But force majeure caused by the war in Ukraine may affect contractors carrying out contracts in Poland also in the territory of other states, if the supplies come from there or elements of the contract are performed there. If due to restrictions imposed on Russia it is not possible to make deliveries at the moment, then such a situation is force majeure and results from the war.
When does force majeure occur?
Force majeure occurs at the moment when the impact of a given event on contract performance begins. This is relevant in the context of the deadlines specified in contracts for force majeure notifications, which often refer to waiver of the right to invoke force majeure if the notification is not submitted on time.
We would point out that as in the case of the pandemic, obtaining certification confirming the occurrence of force majeure in Ukraine is neither necessary nor sufficient for successful invocation of force majeure.
Why invoke force majeure?
If the contract provides for liability rules, including contractual penalties for failure to complete works, services or supplies on time, a contractor that fails to perform its obligations as a result of disruptions related to the war in Ukraine will be able to evade such liability on the grounds of lack of fault.
However, the contractor must demonstrate the effect of the war on the inability to perform or on the due or full performance of contractual obligations. The obstruction in performance of the contract must have its origin in force majeure and not in the contractor’s own failures.
Invoking the force majeure clause by parties to the contract allows them to free themselves from liability for the consequences of disruptions resulting from the impact of the war in Ukraine, i.e. to avoid contractual penalties and damages on that account.

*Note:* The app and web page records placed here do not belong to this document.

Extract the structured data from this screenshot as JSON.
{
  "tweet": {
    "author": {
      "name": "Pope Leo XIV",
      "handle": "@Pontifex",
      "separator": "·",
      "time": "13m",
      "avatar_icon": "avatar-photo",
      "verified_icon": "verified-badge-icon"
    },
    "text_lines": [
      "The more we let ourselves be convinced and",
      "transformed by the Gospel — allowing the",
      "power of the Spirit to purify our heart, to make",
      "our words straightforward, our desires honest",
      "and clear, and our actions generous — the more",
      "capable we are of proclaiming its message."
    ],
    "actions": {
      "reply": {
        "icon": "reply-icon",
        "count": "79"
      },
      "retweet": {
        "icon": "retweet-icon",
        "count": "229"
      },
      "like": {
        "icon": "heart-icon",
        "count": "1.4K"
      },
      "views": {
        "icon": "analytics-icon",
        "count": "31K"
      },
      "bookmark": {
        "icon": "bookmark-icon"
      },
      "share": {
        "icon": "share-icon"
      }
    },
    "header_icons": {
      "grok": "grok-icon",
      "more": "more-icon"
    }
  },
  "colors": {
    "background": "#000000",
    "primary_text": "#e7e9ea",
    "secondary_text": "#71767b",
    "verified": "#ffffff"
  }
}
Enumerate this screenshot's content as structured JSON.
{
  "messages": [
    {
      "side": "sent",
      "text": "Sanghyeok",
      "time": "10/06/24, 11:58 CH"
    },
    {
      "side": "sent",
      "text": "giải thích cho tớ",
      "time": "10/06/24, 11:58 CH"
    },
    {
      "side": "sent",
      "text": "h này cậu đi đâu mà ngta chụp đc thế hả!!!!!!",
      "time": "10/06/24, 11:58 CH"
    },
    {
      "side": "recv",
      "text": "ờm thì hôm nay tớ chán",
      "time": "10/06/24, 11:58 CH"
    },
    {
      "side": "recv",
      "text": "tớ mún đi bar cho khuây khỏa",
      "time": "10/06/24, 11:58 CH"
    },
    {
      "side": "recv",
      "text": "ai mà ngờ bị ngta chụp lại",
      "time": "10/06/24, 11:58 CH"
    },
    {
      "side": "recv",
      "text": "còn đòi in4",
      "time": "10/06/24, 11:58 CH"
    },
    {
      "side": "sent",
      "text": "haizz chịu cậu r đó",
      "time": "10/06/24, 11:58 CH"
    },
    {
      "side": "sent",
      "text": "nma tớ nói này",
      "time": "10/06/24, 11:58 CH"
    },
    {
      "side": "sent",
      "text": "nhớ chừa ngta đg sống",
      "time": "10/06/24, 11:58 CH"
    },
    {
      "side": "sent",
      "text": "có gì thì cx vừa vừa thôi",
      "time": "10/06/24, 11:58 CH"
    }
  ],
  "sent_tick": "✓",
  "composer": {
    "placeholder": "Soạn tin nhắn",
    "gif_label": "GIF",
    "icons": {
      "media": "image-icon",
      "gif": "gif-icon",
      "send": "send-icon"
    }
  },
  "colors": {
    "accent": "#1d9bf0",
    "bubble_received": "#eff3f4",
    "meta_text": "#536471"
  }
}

If the contract does not include provisions relating to force majeure, it should be remembered that under Art. 471 of the Polish Civil Code, the obligor must compensate the obligee for the damage resulting from failure to perform the obligation, or improper performance of the obligation, unless the failure or improper performance is a consequence of circumstances for which the obligor is not responsible. Therefore, force majeure may be invoked as a circumstance excluding the obligor’s liability even when the contract does not expressly use the concept of force majeure.
Adjustment of the contract
In addition to the possibility of exemption from liability for non-performance of the contract, force majeure such as war in Ukraine will in many cases require adjustment of implementation of the contract to reflect new socio-economic circumstances. This may mean the necessity to resort to contractual clauses and legal provisions allowing the contract to be amended due to unforeseen circumstances. In this regard, the parties must agree.
In the case of the pandemic, the method for adjustment of contracts was laid out in the Covid Special Act, but an act of that sort is unlikely to be seen in this case. Although Art. 15r of that act does not apply to the war in Ukraine, the rationale behind it may offer valuable guidance on how contracting authorities should proceed with respect to the need to amend public contracts accordingly.
In this case, the contractual right of withdrawal from a contract due to prolonged operation of force majeure is not excluded. As a result, it is in the public interest to proceed with these changes quickly, so that public contracts can be performed despite obstacles.
Mirella Lechna-Marchewka, attorney-at-law, Anna Prigan, attorney-at-law, Infrastructure, Transport, Public Procurement & PPP practice, Wardyński & Partners